The New York City Department of Education has developed a social studies curriculum supplement that centers LGBTQ voices, which are often left out of history textbooks. The supplement features 20 stories of individuals who broke norms or expectations of gender and sexuality, including Martin Wong, a Chinese American painter who explored queer identities, Frank Kameny, the first individual to sue the U.S. government for discrimination against LGBTQ people, and Black queer feminist Pauli Murray; it also discusses critical eras in U.S. history through the lens of LGBTQ figures and events, such as the Lavender Scare and the “Pansy Craze.” “When I was in college, if a teacher had talked about someone being gay in the past it would have been dramatic because nobody was talking about gay people at all,” said Daniel Hurewitz, associate professor of history at Hunter College and lead historian on the Hidden Voices project. “But now, students live in a world where ‘RuPaul’s Drag Races’ are being talked about, and their Instagram feeds are full of queer lives. So it’s almost our responsibility to give students a set of analytic skills to understand the world they are in.” According to 2019 research from GLSEN, a national advocacy group for LGBTQ students, less than 20% of students are taught any positive representations of LGBTQ history, people, or events at their schools.

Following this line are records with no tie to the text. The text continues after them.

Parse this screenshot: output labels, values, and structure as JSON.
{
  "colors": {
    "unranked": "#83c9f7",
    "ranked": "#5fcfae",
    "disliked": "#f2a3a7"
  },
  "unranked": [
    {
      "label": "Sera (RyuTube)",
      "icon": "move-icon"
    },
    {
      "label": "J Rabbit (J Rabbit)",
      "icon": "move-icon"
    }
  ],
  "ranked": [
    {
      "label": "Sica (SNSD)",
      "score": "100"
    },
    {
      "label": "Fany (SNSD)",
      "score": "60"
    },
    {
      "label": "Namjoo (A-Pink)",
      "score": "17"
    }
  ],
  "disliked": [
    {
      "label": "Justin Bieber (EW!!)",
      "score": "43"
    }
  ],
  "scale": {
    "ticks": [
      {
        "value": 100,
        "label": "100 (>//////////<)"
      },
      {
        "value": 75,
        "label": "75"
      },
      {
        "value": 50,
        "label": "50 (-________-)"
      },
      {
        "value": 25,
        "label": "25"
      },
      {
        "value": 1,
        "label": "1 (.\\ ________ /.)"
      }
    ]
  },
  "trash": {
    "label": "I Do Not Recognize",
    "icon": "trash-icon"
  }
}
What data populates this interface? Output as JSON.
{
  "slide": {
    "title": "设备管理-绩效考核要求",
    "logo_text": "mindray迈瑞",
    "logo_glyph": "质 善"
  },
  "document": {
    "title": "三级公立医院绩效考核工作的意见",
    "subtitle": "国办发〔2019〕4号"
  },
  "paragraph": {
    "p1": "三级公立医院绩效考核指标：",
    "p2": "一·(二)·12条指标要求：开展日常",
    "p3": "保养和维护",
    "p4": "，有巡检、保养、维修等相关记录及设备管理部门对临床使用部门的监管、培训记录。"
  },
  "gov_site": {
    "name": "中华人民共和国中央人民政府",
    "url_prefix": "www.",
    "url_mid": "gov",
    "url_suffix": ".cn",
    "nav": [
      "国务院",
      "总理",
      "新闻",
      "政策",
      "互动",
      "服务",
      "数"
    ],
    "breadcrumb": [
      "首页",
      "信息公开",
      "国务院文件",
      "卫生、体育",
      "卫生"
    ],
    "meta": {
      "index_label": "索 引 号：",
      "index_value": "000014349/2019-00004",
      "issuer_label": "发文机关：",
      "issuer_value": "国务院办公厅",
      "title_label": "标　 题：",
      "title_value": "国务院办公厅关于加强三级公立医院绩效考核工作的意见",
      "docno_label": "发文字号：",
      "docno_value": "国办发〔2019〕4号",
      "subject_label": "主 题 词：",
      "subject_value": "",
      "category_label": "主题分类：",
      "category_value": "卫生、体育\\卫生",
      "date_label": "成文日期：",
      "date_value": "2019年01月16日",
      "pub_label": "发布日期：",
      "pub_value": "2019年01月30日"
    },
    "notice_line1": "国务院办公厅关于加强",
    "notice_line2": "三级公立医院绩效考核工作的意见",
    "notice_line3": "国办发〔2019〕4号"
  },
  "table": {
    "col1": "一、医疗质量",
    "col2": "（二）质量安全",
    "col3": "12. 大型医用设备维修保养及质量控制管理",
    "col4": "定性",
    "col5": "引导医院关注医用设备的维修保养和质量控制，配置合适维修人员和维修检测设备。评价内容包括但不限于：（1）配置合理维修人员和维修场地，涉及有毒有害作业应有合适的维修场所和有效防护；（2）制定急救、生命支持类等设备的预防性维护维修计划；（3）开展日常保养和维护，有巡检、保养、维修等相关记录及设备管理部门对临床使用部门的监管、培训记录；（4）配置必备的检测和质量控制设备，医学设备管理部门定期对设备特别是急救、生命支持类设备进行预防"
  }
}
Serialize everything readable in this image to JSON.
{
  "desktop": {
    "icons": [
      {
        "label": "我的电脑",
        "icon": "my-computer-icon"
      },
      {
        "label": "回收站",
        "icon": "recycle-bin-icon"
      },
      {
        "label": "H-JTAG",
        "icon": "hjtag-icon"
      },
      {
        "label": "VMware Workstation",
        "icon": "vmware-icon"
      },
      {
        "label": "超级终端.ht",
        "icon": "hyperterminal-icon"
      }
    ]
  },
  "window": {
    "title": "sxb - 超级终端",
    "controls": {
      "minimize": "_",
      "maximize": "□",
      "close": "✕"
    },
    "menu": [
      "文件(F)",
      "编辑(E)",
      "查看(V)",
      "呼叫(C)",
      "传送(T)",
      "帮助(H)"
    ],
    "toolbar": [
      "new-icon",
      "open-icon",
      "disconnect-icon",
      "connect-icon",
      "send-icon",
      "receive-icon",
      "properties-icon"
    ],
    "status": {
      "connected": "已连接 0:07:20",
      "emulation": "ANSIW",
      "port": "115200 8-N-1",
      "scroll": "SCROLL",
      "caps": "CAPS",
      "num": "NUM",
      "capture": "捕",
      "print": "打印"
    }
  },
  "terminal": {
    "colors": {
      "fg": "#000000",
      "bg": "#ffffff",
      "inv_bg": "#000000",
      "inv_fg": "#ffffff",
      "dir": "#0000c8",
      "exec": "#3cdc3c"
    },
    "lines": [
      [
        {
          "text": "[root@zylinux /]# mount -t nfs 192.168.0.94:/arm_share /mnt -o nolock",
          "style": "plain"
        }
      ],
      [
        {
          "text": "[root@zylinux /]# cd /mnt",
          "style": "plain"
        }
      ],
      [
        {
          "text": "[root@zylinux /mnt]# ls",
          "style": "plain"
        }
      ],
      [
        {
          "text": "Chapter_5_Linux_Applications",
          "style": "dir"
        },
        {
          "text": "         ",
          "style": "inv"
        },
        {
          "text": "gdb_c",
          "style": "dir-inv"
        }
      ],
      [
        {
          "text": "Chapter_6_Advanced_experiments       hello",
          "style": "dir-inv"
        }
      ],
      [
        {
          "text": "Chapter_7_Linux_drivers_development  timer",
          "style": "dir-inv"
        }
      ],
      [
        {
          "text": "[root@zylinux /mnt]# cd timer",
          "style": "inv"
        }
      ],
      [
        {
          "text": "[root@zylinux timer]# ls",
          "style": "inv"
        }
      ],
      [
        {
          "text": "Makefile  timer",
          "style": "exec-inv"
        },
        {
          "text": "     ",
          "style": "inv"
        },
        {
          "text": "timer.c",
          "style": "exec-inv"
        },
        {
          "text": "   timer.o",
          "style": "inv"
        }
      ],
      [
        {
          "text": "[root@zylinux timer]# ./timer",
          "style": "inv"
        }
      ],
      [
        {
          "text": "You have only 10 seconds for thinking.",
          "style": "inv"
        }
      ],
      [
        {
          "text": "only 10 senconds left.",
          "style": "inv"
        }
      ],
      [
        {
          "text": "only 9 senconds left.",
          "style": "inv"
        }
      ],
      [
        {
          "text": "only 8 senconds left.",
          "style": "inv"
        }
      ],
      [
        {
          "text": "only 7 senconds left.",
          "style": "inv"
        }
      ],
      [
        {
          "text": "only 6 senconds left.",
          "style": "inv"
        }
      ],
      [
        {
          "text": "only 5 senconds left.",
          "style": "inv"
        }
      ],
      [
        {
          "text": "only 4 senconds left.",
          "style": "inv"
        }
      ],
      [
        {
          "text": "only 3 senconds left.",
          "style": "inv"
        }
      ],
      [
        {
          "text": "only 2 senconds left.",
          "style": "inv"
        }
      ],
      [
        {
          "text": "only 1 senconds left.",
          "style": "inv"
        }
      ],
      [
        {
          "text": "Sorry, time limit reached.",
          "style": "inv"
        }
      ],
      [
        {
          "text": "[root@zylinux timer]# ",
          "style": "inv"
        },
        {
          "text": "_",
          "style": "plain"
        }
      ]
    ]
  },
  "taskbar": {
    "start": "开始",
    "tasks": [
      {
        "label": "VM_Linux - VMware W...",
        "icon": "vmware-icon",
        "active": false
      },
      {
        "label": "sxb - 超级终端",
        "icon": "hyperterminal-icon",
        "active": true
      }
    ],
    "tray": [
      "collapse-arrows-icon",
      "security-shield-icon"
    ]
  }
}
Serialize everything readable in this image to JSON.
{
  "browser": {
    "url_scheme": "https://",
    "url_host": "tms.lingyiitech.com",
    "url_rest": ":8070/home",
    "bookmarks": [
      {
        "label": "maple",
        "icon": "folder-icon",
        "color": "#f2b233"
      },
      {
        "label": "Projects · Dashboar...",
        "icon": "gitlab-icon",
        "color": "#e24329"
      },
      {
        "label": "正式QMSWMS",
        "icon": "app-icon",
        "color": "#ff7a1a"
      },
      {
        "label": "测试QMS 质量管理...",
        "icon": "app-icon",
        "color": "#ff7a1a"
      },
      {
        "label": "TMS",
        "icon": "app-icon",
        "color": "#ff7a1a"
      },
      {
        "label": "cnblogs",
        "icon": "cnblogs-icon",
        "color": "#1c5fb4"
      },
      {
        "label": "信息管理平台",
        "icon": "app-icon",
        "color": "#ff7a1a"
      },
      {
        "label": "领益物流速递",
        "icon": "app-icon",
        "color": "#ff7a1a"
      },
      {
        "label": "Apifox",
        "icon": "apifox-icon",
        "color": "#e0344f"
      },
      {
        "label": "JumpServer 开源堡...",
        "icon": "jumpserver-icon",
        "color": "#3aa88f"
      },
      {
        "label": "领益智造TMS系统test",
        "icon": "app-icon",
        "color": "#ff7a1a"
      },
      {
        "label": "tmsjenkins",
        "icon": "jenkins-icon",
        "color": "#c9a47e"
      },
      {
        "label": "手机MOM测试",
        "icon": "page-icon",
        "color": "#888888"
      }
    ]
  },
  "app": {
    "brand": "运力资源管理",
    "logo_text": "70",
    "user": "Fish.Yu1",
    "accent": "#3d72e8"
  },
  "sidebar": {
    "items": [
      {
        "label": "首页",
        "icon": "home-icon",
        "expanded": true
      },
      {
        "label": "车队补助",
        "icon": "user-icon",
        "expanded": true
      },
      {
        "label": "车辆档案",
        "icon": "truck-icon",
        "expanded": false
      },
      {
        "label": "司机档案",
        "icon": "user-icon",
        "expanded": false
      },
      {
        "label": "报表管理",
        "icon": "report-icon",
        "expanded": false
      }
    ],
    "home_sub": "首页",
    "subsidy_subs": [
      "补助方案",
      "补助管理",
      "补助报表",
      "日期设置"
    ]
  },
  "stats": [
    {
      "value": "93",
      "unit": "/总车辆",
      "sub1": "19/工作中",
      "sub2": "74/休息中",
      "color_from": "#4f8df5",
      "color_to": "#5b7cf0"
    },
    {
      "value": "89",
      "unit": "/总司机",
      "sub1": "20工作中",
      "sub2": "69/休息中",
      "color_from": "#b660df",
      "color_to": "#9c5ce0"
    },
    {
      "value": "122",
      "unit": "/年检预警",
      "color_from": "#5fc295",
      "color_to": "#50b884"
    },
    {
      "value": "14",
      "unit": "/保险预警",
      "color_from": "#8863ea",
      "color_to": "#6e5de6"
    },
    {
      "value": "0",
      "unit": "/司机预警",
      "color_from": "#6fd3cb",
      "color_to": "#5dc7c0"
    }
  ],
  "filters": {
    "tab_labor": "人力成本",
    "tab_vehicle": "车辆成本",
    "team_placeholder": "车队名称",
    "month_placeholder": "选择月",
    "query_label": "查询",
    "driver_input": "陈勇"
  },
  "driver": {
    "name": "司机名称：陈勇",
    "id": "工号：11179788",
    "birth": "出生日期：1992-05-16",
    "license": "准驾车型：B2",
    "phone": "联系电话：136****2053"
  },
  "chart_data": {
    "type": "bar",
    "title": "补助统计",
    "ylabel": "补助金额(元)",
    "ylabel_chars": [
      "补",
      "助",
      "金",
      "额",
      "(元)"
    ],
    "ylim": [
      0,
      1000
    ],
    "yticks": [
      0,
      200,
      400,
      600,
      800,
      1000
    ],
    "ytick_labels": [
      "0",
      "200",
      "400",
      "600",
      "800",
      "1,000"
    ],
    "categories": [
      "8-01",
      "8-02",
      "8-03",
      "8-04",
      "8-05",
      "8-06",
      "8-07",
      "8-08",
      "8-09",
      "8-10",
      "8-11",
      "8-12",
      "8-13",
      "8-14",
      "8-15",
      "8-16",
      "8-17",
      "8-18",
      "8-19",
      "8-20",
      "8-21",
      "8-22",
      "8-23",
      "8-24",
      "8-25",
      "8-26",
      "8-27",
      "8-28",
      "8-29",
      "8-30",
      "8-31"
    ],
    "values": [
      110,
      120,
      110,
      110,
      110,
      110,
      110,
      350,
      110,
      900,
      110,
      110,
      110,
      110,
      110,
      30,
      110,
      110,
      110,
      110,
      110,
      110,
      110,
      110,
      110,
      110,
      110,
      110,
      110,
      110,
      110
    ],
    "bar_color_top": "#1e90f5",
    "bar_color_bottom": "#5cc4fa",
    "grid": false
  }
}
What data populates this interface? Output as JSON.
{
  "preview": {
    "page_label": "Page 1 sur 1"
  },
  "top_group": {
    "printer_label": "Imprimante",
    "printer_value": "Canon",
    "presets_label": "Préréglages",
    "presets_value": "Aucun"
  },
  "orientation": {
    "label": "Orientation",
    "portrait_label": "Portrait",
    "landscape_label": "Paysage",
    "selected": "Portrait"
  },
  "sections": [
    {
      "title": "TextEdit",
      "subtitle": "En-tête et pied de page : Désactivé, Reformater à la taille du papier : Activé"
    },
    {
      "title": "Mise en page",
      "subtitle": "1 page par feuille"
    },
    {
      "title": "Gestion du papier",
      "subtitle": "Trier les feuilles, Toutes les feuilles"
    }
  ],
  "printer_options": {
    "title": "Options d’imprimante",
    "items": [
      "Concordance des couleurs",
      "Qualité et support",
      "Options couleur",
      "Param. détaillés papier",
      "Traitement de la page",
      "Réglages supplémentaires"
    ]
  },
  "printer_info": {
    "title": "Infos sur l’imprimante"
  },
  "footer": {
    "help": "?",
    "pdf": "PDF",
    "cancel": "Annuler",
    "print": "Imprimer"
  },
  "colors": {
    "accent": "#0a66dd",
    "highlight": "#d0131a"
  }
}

Only New Jersey, Colorado, Illinois and California legally mandate that public schools teach LGBTQ history.